Items from an interface collection:
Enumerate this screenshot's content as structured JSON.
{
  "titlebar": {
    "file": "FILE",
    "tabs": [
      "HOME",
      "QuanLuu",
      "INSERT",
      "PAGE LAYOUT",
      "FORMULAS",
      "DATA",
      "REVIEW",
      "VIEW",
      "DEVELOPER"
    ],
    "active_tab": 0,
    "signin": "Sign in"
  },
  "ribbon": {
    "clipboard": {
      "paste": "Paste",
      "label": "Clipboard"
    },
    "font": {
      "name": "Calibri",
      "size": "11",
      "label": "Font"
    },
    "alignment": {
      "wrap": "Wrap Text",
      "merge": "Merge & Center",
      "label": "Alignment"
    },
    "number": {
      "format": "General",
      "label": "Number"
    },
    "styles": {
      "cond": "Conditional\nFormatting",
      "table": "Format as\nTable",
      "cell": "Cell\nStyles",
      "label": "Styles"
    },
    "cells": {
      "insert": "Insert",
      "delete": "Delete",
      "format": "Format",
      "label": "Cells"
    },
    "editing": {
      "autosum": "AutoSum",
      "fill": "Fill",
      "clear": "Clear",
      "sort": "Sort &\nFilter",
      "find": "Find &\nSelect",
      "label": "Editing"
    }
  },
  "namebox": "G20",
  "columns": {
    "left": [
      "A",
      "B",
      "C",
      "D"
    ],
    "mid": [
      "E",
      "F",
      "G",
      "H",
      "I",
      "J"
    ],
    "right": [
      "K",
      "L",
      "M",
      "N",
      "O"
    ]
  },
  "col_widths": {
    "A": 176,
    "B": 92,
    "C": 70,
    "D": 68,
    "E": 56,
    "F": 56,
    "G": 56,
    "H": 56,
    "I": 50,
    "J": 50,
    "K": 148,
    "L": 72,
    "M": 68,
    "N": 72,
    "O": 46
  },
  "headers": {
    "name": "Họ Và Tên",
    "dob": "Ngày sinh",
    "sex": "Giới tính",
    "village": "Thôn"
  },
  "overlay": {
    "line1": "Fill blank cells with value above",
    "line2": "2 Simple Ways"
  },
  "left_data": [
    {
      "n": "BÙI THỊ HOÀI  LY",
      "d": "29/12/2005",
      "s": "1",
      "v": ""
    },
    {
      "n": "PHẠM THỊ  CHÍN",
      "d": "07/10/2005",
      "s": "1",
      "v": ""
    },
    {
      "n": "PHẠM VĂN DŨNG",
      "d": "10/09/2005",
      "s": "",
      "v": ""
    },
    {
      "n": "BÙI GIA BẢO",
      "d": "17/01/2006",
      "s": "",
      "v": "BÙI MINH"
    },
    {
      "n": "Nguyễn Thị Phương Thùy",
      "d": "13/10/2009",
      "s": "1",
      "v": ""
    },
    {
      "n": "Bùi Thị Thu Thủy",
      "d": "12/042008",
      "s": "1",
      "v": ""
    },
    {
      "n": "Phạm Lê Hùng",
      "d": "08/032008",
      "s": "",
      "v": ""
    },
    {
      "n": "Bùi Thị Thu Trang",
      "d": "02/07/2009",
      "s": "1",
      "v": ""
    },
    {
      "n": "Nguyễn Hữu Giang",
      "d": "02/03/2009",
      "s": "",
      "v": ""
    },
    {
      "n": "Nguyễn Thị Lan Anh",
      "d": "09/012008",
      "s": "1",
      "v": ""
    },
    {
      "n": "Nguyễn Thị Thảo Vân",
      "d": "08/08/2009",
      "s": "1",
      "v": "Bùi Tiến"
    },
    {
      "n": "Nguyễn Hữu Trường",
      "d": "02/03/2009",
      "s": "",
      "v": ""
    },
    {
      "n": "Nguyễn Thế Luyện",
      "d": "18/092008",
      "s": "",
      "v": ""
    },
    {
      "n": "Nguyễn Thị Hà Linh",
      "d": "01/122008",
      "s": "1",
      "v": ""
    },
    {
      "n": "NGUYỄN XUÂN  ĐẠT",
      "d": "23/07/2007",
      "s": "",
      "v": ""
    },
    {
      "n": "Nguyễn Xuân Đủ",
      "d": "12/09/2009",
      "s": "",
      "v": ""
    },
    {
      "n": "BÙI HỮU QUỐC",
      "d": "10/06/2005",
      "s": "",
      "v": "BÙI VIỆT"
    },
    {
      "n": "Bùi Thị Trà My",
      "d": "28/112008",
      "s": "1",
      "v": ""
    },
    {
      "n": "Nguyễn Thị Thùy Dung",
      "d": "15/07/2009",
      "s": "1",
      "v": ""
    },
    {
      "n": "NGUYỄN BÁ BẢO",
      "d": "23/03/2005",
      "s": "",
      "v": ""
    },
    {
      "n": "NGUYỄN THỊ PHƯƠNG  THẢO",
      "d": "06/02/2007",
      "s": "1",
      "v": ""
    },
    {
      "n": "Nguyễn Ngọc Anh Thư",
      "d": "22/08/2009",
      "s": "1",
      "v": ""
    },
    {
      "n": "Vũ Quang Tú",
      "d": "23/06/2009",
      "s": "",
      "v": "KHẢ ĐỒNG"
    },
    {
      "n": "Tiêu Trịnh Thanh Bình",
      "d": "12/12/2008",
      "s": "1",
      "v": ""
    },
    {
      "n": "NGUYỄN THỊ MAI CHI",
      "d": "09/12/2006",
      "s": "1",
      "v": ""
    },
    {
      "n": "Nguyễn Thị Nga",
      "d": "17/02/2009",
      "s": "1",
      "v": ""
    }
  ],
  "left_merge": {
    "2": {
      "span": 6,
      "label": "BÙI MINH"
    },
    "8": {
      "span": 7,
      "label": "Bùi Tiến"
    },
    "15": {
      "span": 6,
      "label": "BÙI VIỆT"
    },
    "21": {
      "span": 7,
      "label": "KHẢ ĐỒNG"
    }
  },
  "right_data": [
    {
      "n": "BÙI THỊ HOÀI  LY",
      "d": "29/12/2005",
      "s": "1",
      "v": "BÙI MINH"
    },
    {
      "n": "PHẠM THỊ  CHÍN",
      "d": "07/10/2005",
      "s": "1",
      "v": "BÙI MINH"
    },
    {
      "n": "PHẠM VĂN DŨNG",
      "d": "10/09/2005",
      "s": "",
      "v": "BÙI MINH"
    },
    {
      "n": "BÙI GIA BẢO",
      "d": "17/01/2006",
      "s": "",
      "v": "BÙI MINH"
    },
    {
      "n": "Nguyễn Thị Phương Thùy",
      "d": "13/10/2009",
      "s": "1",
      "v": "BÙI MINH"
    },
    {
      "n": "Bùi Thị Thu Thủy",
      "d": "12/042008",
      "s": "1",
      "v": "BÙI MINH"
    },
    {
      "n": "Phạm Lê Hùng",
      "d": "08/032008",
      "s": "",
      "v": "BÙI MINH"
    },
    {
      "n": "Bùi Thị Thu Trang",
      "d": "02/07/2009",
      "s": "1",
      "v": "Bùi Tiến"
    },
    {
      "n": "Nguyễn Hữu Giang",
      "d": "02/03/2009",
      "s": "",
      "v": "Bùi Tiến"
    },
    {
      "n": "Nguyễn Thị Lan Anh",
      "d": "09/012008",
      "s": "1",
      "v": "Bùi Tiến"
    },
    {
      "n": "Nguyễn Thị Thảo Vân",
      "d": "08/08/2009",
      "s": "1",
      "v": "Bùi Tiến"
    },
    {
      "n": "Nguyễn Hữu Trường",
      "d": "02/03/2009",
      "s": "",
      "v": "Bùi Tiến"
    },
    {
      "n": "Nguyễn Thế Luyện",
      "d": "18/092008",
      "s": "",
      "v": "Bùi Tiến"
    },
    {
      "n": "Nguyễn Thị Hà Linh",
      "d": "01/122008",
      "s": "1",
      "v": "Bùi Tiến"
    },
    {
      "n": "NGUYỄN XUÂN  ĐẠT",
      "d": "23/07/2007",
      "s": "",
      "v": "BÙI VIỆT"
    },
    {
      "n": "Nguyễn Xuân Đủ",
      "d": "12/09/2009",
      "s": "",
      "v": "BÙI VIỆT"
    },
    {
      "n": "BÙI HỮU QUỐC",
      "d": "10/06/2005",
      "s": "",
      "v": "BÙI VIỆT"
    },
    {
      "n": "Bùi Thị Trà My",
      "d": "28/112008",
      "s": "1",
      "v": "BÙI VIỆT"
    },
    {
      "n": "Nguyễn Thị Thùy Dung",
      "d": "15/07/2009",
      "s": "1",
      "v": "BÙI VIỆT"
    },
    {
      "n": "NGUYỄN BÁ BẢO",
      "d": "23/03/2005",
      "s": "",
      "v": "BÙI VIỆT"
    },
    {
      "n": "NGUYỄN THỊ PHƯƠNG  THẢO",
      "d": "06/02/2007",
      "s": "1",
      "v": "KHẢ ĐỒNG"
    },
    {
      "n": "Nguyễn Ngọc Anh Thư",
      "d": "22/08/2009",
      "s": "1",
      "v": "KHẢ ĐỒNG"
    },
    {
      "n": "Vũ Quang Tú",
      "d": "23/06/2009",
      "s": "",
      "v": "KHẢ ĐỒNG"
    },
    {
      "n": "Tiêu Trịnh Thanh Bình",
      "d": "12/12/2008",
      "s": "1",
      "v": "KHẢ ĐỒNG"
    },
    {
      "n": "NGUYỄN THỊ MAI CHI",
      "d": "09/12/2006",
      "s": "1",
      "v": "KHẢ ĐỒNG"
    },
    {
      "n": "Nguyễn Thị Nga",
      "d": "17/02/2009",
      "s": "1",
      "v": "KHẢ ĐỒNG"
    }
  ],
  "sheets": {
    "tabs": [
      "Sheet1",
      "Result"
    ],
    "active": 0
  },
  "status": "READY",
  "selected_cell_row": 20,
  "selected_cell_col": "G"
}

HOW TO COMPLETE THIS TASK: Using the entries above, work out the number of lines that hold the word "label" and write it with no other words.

RESPONSE AREA: 11